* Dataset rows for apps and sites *
━━━━

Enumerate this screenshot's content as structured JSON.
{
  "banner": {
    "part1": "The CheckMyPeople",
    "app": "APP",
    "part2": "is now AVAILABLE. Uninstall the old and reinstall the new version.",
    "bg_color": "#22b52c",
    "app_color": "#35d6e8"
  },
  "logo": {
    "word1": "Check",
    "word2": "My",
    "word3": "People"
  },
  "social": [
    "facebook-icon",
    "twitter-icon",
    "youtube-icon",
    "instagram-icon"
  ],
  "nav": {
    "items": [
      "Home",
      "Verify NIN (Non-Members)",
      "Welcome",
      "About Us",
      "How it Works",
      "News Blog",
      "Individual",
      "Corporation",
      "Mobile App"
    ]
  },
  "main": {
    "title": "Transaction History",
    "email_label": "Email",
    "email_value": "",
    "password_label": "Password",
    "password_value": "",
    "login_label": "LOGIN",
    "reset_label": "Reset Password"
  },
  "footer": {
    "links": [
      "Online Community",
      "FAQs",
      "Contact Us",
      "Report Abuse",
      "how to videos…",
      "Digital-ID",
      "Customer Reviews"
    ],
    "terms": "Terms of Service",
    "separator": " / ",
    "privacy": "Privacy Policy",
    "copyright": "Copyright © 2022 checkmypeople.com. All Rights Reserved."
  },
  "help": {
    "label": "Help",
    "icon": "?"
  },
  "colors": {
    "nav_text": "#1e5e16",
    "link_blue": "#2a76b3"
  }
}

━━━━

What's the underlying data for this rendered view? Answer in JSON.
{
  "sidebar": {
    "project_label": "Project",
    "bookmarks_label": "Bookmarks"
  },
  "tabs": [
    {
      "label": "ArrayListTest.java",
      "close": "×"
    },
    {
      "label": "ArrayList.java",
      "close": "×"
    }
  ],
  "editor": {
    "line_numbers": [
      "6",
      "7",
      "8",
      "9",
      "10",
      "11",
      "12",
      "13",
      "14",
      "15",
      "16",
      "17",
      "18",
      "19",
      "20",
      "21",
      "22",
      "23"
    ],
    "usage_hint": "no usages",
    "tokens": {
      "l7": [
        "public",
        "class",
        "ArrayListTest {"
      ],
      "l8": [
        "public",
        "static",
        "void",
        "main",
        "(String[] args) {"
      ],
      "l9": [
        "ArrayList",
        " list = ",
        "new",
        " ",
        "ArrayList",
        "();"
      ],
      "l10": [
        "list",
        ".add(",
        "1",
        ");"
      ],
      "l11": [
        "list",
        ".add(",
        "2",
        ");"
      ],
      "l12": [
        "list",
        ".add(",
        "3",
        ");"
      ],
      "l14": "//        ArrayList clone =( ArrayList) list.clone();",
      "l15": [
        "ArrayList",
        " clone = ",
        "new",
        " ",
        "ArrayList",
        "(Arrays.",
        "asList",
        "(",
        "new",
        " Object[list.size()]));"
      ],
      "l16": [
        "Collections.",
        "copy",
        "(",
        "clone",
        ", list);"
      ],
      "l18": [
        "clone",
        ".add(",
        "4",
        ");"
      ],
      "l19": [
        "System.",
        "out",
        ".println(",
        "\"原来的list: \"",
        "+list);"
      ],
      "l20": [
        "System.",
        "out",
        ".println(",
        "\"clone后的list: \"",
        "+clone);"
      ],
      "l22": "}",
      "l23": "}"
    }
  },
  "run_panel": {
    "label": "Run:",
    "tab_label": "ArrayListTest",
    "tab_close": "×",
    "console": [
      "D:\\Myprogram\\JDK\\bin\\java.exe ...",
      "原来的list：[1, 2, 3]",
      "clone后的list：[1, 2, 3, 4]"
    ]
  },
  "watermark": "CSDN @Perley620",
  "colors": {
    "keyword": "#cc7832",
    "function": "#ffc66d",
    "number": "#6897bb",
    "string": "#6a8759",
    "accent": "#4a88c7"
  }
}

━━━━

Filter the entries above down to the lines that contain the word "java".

      "label": "ArrayListTest.java",
      "label": "ArrayList.java",
      "D:\\Myprogram\\JDK\\bin\\java.exe ...",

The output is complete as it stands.